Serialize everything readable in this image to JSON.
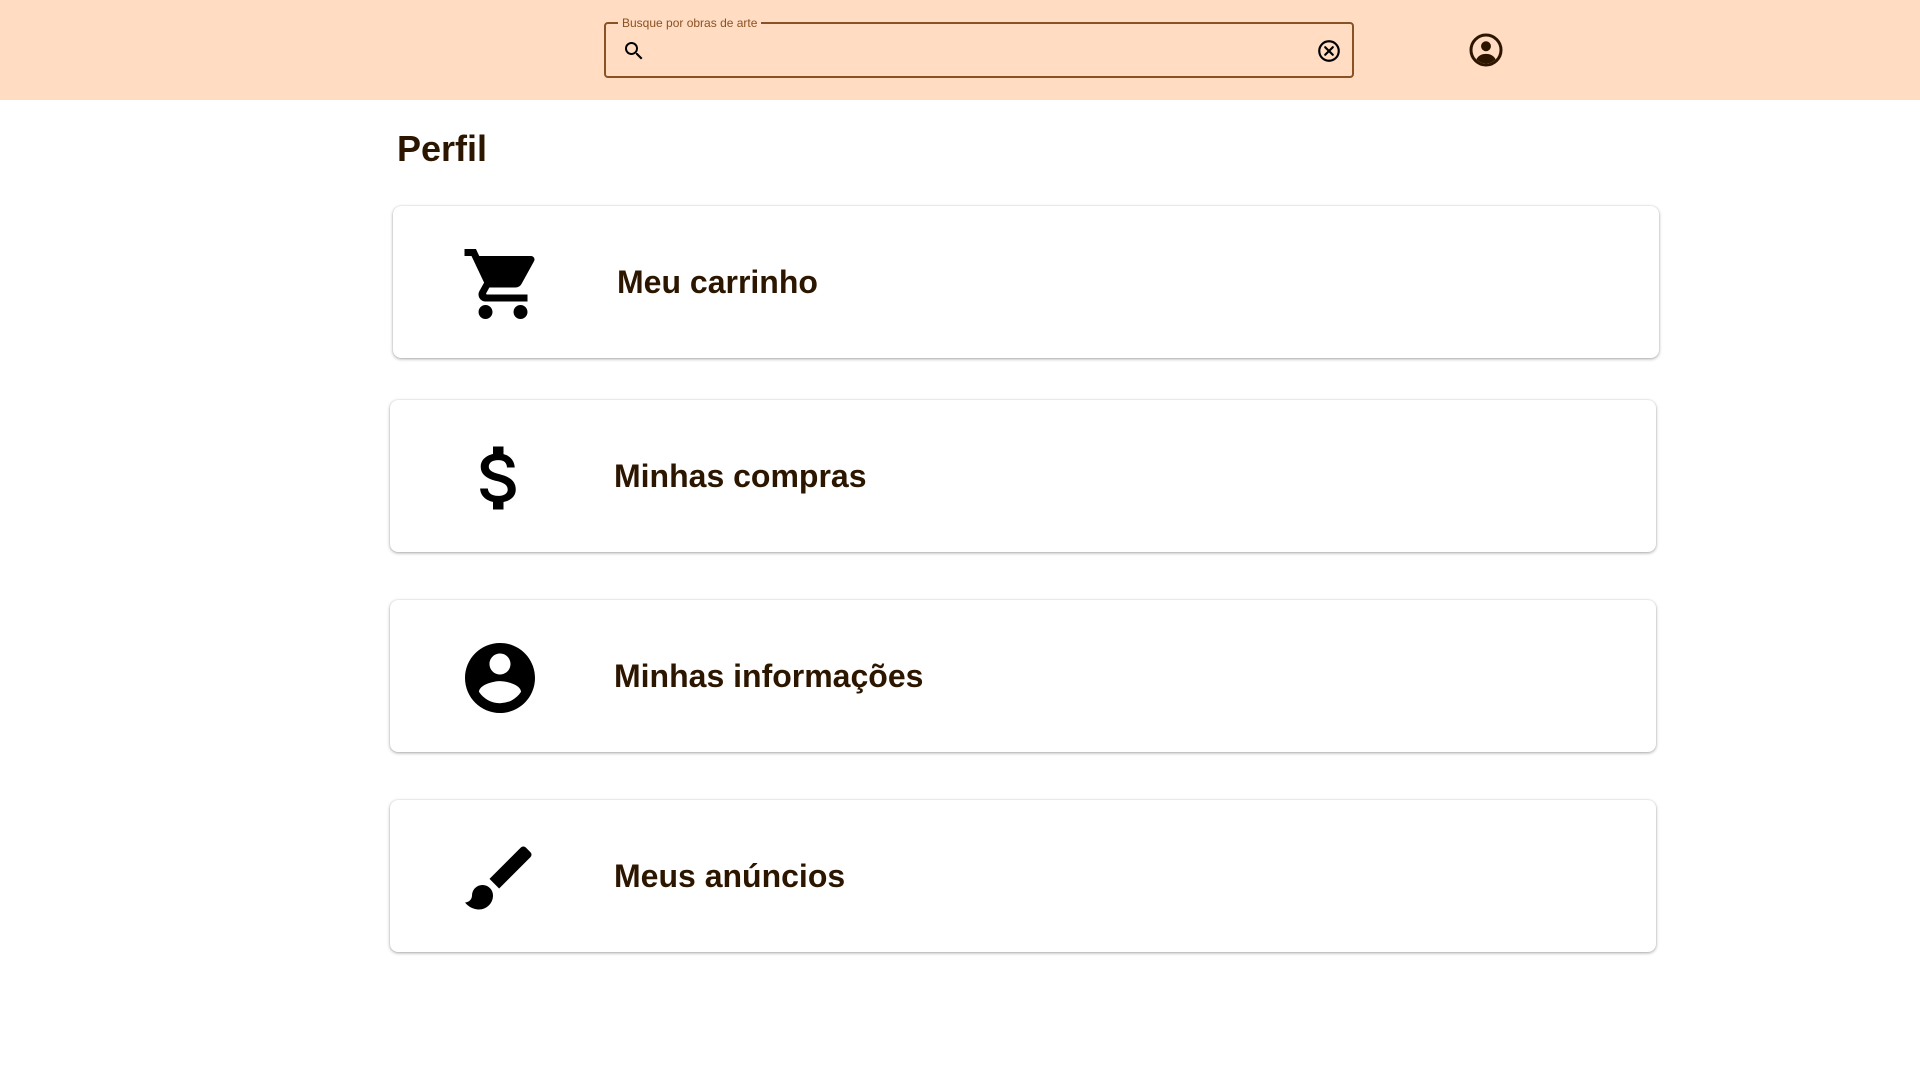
{
  "header": {
    "search": {
      "label": "Busque por obras de arte",
      "value": "",
      "placeholder": ""
    },
    "icons": {
      "search": "search-icon",
      "clear": "cancel-circle-icon",
      "account": "account-circle-icon"
    }
  },
  "page": {
    "title": "Perfil"
  },
  "menu": {
    "cart": {
      "label": "Meu carrinho",
      "icon": "shopping-cart-icon"
    },
    "purchases": {
      "label": "Minhas compras",
      "icon": "dollar-icon"
    },
    "info": {
      "label": "Minhas informações",
      "icon": "account-circle-icon"
    },
    "ads": {
      "label": "Meus anúncios",
      "icon": "paintbrush-icon"
    }
  },
  "colors": {
    "header_bg": "#ffdcc2",
    "accent": "#8a5224",
    "text": "#2c1600",
    "icon": "#000000"
  }
}
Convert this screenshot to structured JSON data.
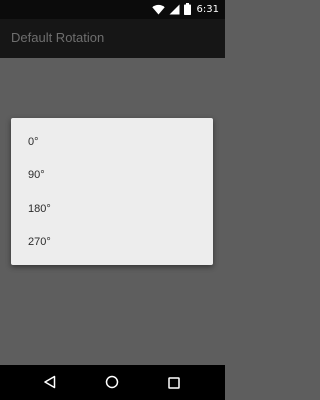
{
  "status_bar": {
    "time": "6:31",
    "icons": [
      "wifi-icon",
      "signal-icon",
      "battery-icon"
    ]
  },
  "app_bar": {
    "title": "Default Rotation"
  },
  "dialog": {
    "options": [
      {
        "label": "0°"
      },
      {
        "label": "90°"
      },
      {
        "label": "180°"
      },
      {
        "label": "270°"
      }
    ]
  },
  "nav_bar": {
    "buttons": [
      "back-icon",
      "home-icon",
      "recents-icon"
    ]
  },
  "colors": {
    "status_bar": "#0b0b0b",
    "app_bar": "#161616",
    "scrim": "#5e5e5e",
    "dialog_bg": "#ededed",
    "option_text": "#2c2c2c",
    "nav_bar": "#000000"
  }
}
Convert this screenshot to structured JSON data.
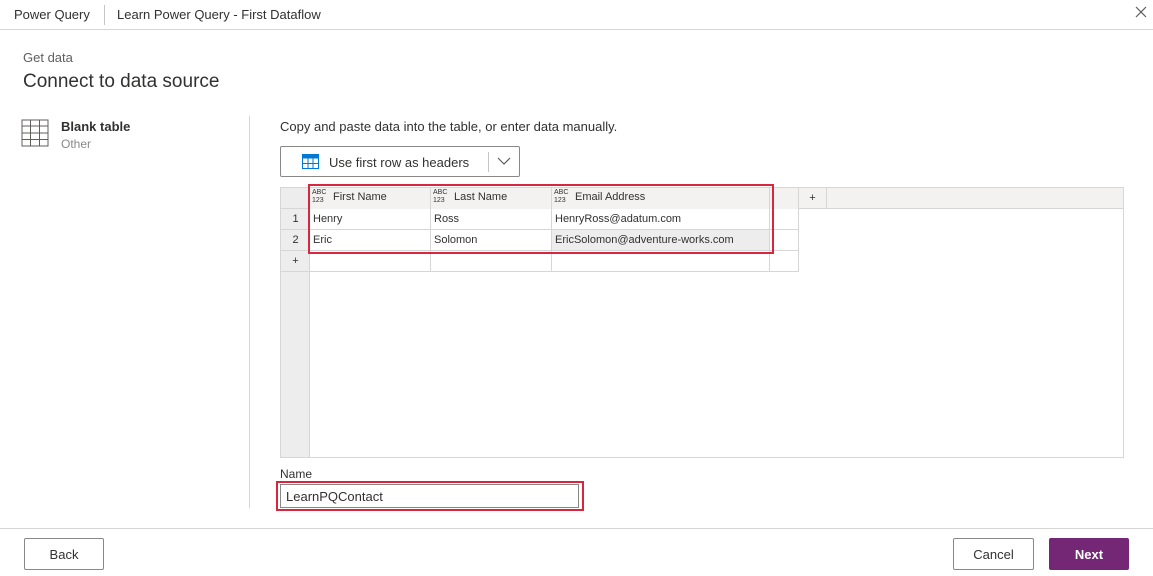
{
  "titlebar": {
    "app": "Power Query",
    "document": "Learn Power Query - First Dataflow"
  },
  "header": {
    "breadcrumb": "Get data",
    "title": "Connect to data source"
  },
  "source": {
    "name": "Blank table",
    "category": "Other"
  },
  "main": {
    "instruction": "Copy and paste data into the table, or enter data manually.",
    "headers_button": "Use first row as headers"
  },
  "table": {
    "type_top": "ABC",
    "type_bottom": "123",
    "columns": [
      "First Name",
      "Last Name",
      "Email Address"
    ],
    "add_column": "+",
    "add_row": "+",
    "row_numbers": [
      "1",
      "2"
    ],
    "rows": [
      [
        "Henry",
        "Ross",
        "HenryRoss@adatum.com"
      ],
      [
        "Eric",
        "Solomon",
        "EricSolomon@adventure-works.com"
      ]
    ]
  },
  "name_field": {
    "label": "Name",
    "value": "LearnPQContact"
  },
  "footer": {
    "back": "Back",
    "cancel": "Cancel",
    "next": "Next"
  },
  "colors": {
    "accent": "#742774",
    "highlight": "#d7263d"
  }
}
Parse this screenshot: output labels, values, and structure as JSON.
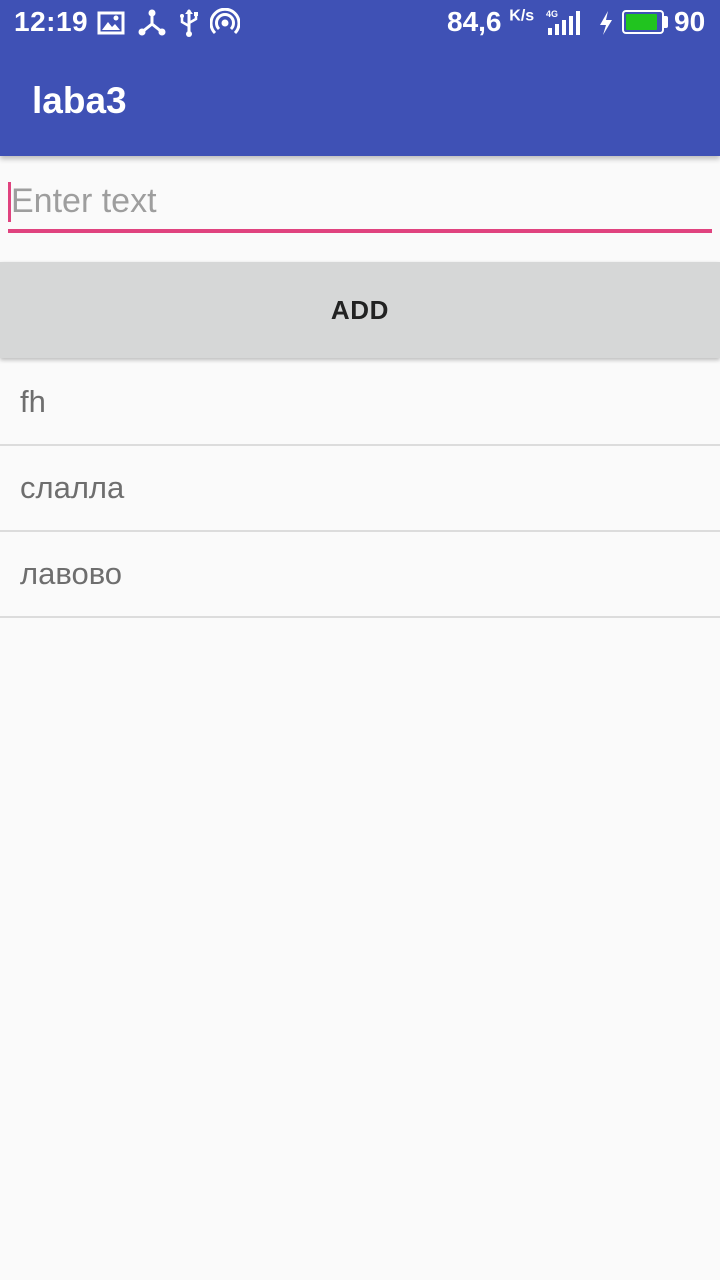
{
  "status_bar": {
    "time": "12:19",
    "icons": [
      "image-icon",
      "share-icon",
      "usb-icon",
      "hotspot-icon",
      "signal-icon",
      "charging-icon",
      "battery-icon"
    ],
    "network_speed": "84,6",
    "network_speed_unit": "K/s",
    "network_type": "4G",
    "battery_level": "90",
    "battery_fraction": 0.9,
    "battery_color": "#21c41f"
  },
  "app_bar": {
    "title": "laba3",
    "color": "#3f51b5"
  },
  "input": {
    "value": "",
    "placeholder": "Enter text",
    "accent_color": "#e0437f"
  },
  "add_button": {
    "label": "ADD"
  },
  "list": {
    "items": [
      "fh",
      "слалла",
      "лавово"
    ]
  }
}
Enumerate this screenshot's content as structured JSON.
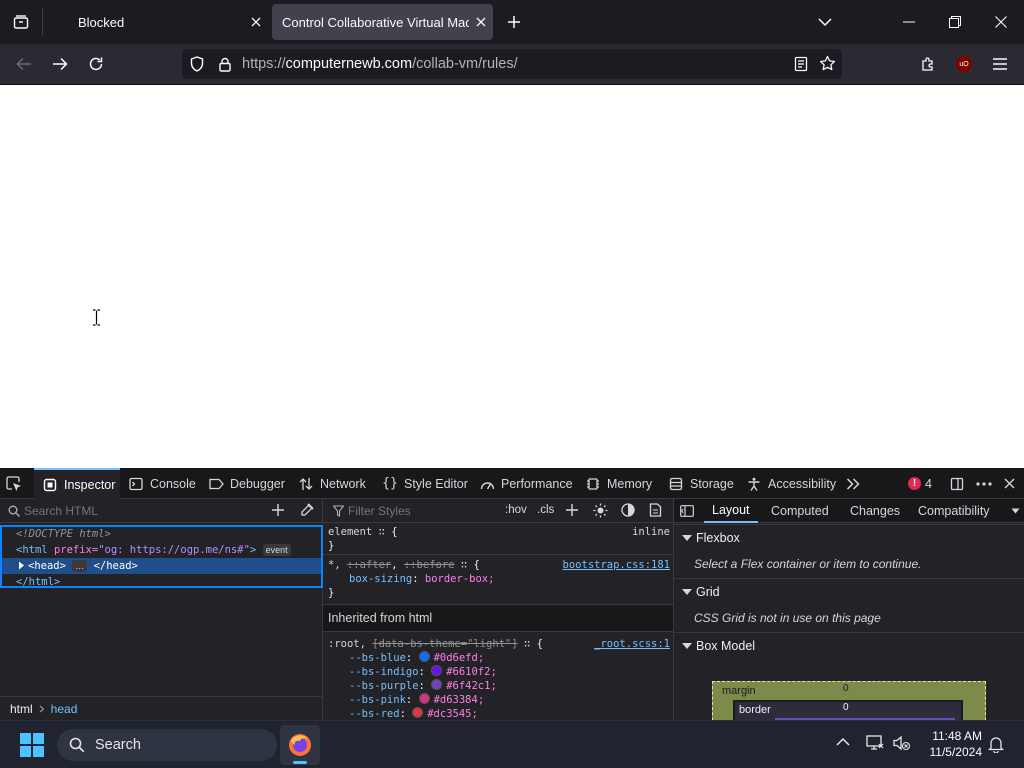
{
  "browser": {
    "tabs": [
      {
        "title": "Blocked"
      },
      {
        "title": "Control Collaborative Virtual Machine"
      }
    ],
    "url": {
      "scheme": "https://",
      "host": "computernewb.com",
      "path": "/collab-vm/rules/"
    },
    "ublock_badge": "uO"
  },
  "devtools": {
    "tabs": [
      "Inspector",
      "Console",
      "Debugger",
      "Network",
      "Style Editor",
      "Performance",
      "Memory",
      "Storage",
      "Accessibility"
    ],
    "error_count": "4",
    "search_placeholder": "Search HTML",
    "markup": {
      "doctype": "<!DOCTYPE html>",
      "html_open_tag": "<html",
      "html_attr": "prefix=",
      "html_attr_val": "\"og: https://ogp.me/ns#\"",
      "html_close_bracket": ">",
      "event_badge": "event",
      "head_open": "<head>",
      "head_close": "</head>",
      "ellipsis_badge": "…",
      "html_close": "</html>"
    },
    "breadcrumb": [
      "html",
      "head"
    ],
    "rules": {
      "filter_placeholder": "Filter Styles",
      "hov": ":hov",
      "cls": ".cls",
      "element_selector": "element",
      "element_source": "inline",
      "universal_selector": "*,",
      "after": "::after",
      "before": "::before",
      "universal_source": "bootstrap.css:181",
      "box_sizing_prop": "box-sizing",
      "box_sizing_val": "border-box;",
      "inherited_label": "Inherited from html",
      "root_selector": ":root,",
      "root_attr": "[data-bs-theme=\"light\"]",
      "root_source": "_root.scss:1",
      "vars": [
        {
          "name": "--bs-blue",
          "value": "#0d6efd;",
          "color": "#0d6efd"
        },
        {
          "name": "--bs-indigo",
          "value": "#6610f2;",
          "color": "#6610f2"
        },
        {
          "name": "--bs-purple",
          "value": "#6f42c1;",
          "color": "#6f42c1"
        },
        {
          "name": "--bs-pink",
          "value": "#d63384;",
          "color": "#d63384"
        },
        {
          "name": "--bs-red",
          "value": "#dc3545;",
          "color": "#dc3545"
        }
      ]
    },
    "layout": {
      "tabs": [
        "Layout",
        "Computed",
        "Changes",
        "Compatibility"
      ],
      "flexbox_title": "Flexbox",
      "flexbox_hint": "Select a Flex container or item to continue.",
      "grid_title": "Grid",
      "grid_hint": "CSS Grid is not in use on this page",
      "boxmodel_title": "Box Model",
      "margin_label": "margin",
      "margin_value": "0",
      "border_label": "border",
      "border_value": "0"
    }
  },
  "taskbar": {
    "search_label": "Search",
    "time": "11:48 AM",
    "date": "11/5/2024"
  }
}
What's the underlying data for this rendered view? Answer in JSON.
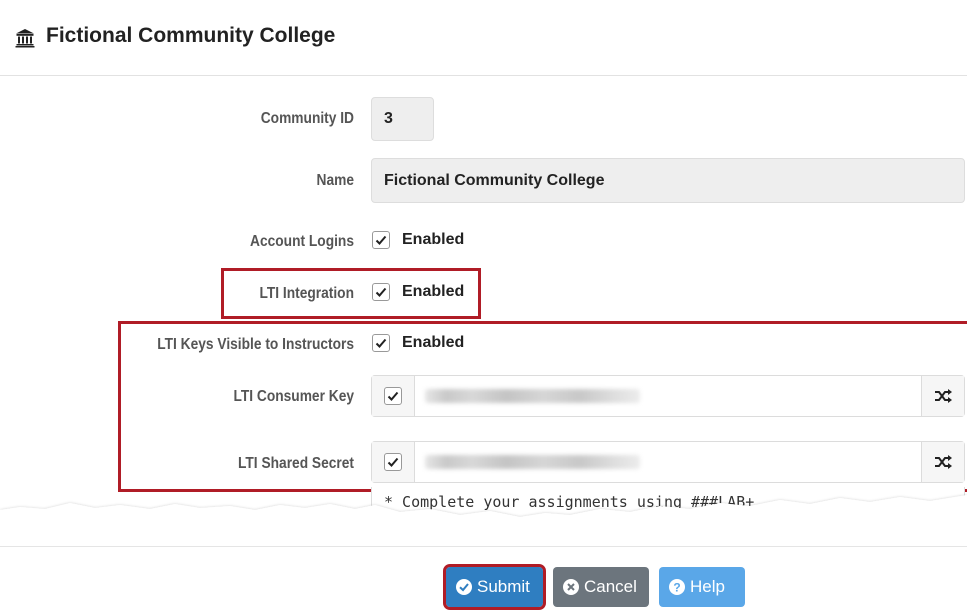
{
  "header": {
    "title": "Fictional Community College",
    "icon": "institution-icon"
  },
  "form": {
    "community_id": {
      "label": "Community ID",
      "value": "3"
    },
    "name": {
      "label": "Name",
      "value": "Fictional Community College"
    },
    "account_logins": {
      "label": "Account Logins",
      "checked": true,
      "option": "Enabled"
    },
    "lti_integration": {
      "label": "LTI Integration",
      "checked": true,
      "option": "Enabled"
    },
    "lti_keys_visible": {
      "label": "LTI Keys Visible to Instructors",
      "checked": true,
      "option": "Enabled"
    },
    "lti_consumer_key": {
      "label": "LTI Consumer Key",
      "checked": true,
      "value_obscured": true
    },
    "lti_shared_secret": {
      "label": "LTI Shared Secret",
      "checked": true,
      "value_obscured": true
    },
    "notes_textarea": {
      "visible_text": "* Complete your assignments using ###LAB+"
    }
  },
  "buttons": {
    "submit": "Submit",
    "cancel": "Cancel",
    "help": "Help"
  },
  "colors": {
    "highlight": "#b01c26",
    "submit": "#2f7ec1",
    "cancel": "#6c757d",
    "help": "#5aa7e8"
  }
}
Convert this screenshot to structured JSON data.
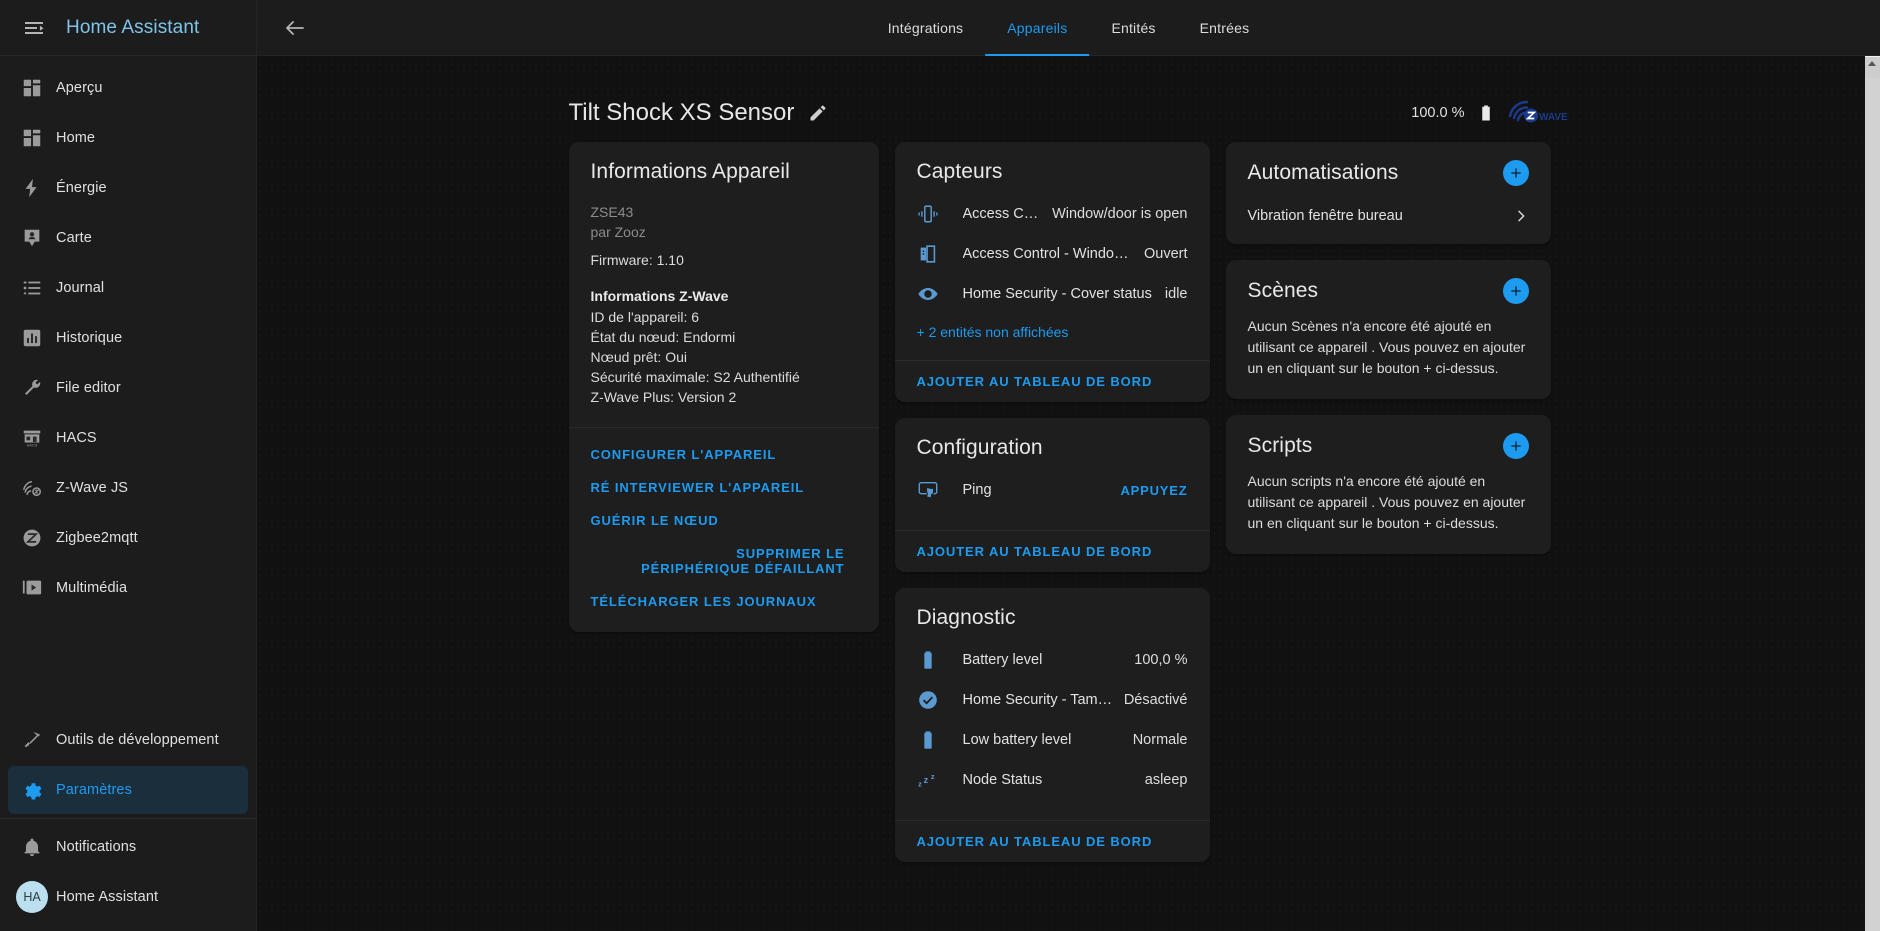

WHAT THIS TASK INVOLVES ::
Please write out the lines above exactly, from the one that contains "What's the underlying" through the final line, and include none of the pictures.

RESULT OF THIS TASK ::
What's the underlying data for this rendered view? Answer in JSON.
{
  "header": {
    "title": "Fictional Community College",
    "icon": "institution-icon"
  },
  "form": {
    "community_id": {
      "label": "Community ID",
      "value": "3"
    },
    "name": {
      "label": "Name",
      "value": "Fictional Community College"
    },
    "account_logins": {
      "label": "Account Logins",
      "checked": true,
      "option": "Enabled"
    },
    "lti_integration": {
      "label": "LTI Integration",
      "checked": true,
      "option": "Enabled"
    },
    "lti_keys_visible": {
      "label": "LTI Keys Visible to Instructors",
      "checked": true,
      "option": "Enabled"
    },
    "lti_consumer_key": {
      "label": "LTI Consumer Key",
      "checked": true,
      "value_obscured": true
    },
    "lti_shared_secret": {
      "label": "LTI Shared Secret",
      "checked": true,
      "value_obscured": true
    },
    "notes_textarea": {
      "visible_text": "* Complete your assignments using ###LAB+"
    }
  },
  "buttons": {
    "submit": "Submit",
    "cancel": "Cancel",
    "help": "Help"
  },
  "colors": {
    "highlight": "#b01c26",
    "submit": "#2f7ec1",
    "cancel": "#6c757d",
    "help": "#5aa7e8"
  }
}
Convert this screenshot to structured JSON data.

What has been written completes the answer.